“The selling of this vaccine is just unethical, and too bad for the community,” said Dr. Tipu Sultan, former head of the Pakistan Medical Association. “Only few people who are moneyed are going to buy it. The bulk of the population cannot afford it.”
Eventually, the government reversed its decision and DRAP announced it would set a price cap — prompting AGP to take the government to court. Since 50,000 doses of Sputnik vaccine had already arrived, the company was granted an interim order allowing it to sell the vaccines at $80 for two doses until the final pricing is decided.
Munshi, the CEO, defended the cost of the vaccine. There are many additional fees included in the process, including the cost of international shipping, government taxes, border clearing charges, warehouse costs, national supply chains, and specialized storage to keep the vaccines at the required minus 18 degrees Celsius, she said.
The company had used DRAP’s recommended pricing formula to reach their final, “plausible” price, she added. “At this point in time the availability of the vaccine is far more important than the price.”
But critics say even the current price of $80 is too much, out of reach for much of the public.
“This should not be more than 1,000 rupees or 1,200 rupees ($6.6 or $7.9),” said Sultan. “It is the duty of the state to provide vaccination for every citizen. And if they start selling it, then obviously it will be costly.”
The waiting game
Everyone in Pakistan is now waiting — for more vaccines to arrive, for registration at private clinics, for the government to reach a decision on pricing.
But the process of getting a privately sold shot has numerous complications, even for those who can afford it.
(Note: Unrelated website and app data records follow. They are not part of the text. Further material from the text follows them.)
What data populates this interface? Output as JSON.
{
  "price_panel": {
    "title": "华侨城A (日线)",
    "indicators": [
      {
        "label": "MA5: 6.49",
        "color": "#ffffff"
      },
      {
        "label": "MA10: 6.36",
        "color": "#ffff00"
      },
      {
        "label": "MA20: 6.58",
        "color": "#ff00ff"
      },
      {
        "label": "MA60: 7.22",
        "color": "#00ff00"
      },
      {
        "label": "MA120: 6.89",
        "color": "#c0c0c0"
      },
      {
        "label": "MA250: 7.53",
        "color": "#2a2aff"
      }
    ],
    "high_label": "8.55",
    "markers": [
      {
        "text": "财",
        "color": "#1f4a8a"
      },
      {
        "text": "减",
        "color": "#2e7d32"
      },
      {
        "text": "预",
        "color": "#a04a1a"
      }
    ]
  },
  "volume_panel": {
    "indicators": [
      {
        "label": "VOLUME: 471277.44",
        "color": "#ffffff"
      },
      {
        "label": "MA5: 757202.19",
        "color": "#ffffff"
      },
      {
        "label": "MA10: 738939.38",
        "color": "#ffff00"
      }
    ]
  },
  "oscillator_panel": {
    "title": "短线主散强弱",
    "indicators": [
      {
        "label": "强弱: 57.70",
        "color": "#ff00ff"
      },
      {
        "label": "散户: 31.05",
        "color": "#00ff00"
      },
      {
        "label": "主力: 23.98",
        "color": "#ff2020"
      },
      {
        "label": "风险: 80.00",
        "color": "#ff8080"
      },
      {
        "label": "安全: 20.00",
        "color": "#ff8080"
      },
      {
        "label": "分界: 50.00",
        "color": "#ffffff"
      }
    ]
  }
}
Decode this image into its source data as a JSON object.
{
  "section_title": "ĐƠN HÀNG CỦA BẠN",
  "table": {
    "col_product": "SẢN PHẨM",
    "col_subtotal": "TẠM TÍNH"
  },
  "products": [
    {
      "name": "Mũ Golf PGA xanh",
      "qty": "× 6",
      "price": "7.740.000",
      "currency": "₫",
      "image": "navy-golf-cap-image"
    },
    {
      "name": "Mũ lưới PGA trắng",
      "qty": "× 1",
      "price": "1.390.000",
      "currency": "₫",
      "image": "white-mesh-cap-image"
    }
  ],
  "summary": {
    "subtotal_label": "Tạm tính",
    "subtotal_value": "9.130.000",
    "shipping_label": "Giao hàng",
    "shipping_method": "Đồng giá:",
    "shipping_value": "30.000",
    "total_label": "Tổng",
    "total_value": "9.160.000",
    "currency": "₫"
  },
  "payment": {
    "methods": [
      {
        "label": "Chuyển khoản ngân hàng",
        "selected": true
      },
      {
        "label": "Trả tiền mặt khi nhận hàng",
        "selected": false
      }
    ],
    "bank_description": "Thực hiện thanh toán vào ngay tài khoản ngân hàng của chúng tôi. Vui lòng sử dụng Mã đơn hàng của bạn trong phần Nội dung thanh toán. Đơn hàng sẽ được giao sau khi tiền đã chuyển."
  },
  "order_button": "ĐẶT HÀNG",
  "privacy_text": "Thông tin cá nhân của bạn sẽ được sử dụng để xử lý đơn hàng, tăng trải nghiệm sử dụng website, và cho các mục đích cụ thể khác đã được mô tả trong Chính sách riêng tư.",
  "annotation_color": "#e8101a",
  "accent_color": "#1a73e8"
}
“I’m super frustrated because I have to travel for work, and I’m unable to get my vaccine,” said Maha Mussadaq, a content lead at Foodpanda Thailand, who has been stranded in Islamabad. She tried all week to sign up for the vaccine, but has not been able to confirm a time slot, she said. She went online to register, and was told she would receive a phone call with more details, but was given no indication of when it might come.
“There’s no system in place, and there’s no definition of a timeline,” she said. All of her travel plans for work are dependent on whether she can get the first dose, but with news of the vaccine selling out, she is quickly losing hope of that happening.
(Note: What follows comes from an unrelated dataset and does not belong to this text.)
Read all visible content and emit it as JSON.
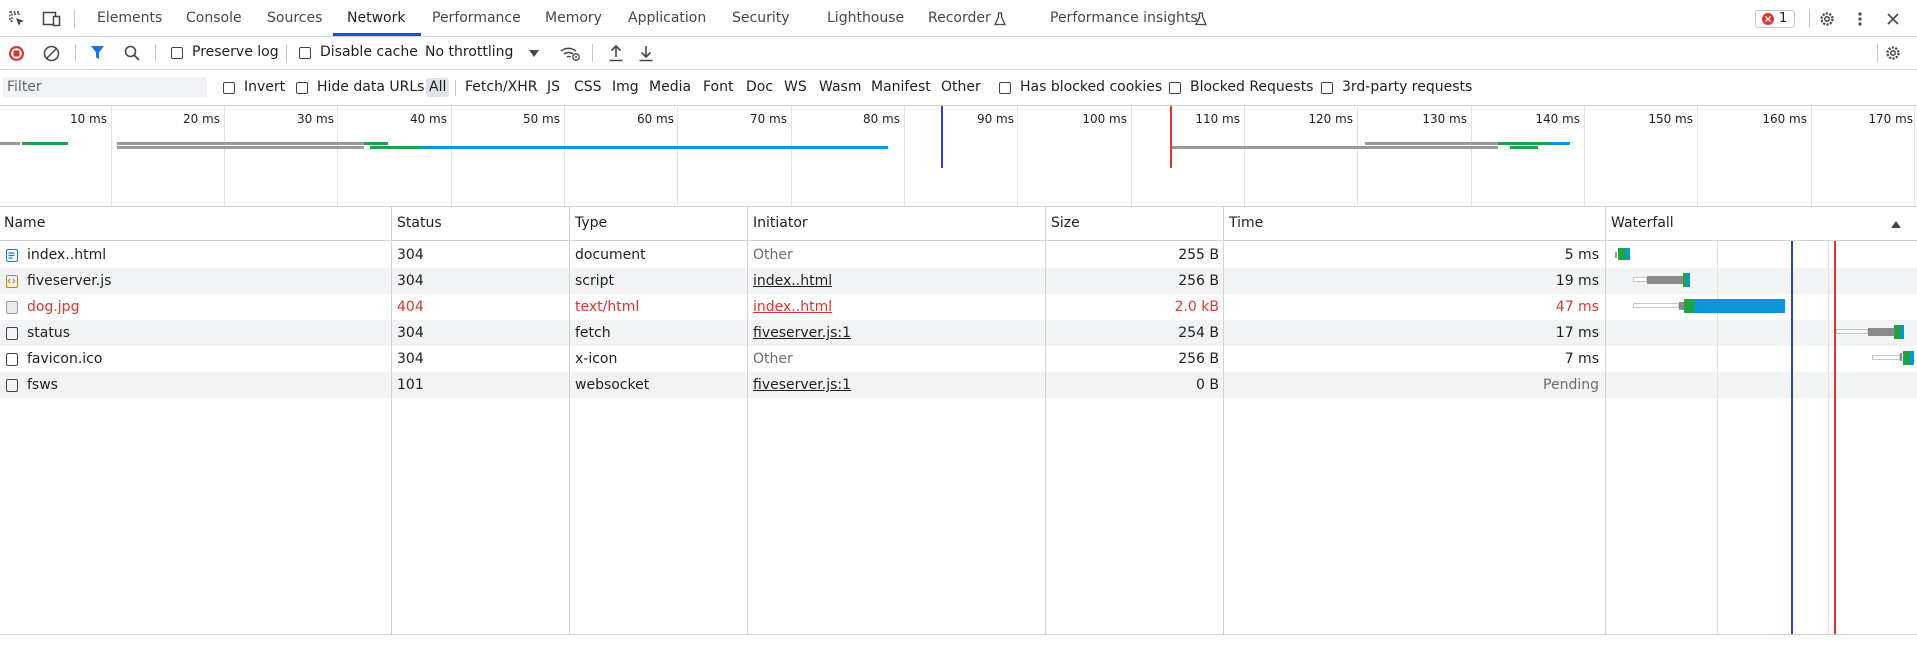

And even those who got their first shots are worried. “I’m afraid there’s no guarantee that we’ll get the second dose, what if supplies run out?” said Jatoi. “There’s a lot of uncertainty.”
Meanwhile, authorities are bracing for the Ramadan events that will start on Tuesday. During the Muslim holy month, devotees typically observe fasts and gather in mosques for daily prayers. At the end of the holy month, called Eid al-Fitr, friends and families gather to celebrate with feasts, festivities, and special prayers.
It’s one of Islam’s biggest holidays — and it poses a Covid-19 risk. Around this time last year, countries around the world were experiencing devastating first waves, and imposed lockdowns that saw at-home and virtual Ramadan events.
But this time around, many of those lockdowns have lifted. In Pakistan, mosques will be allowed to remain open and hold services, albeit with rules such as mask-wearing, social distancing, and disinfection requirements.
The government warned last week that if the outbreak worsens during Ramadan and cases surge, it could revise and tighten restrictions again.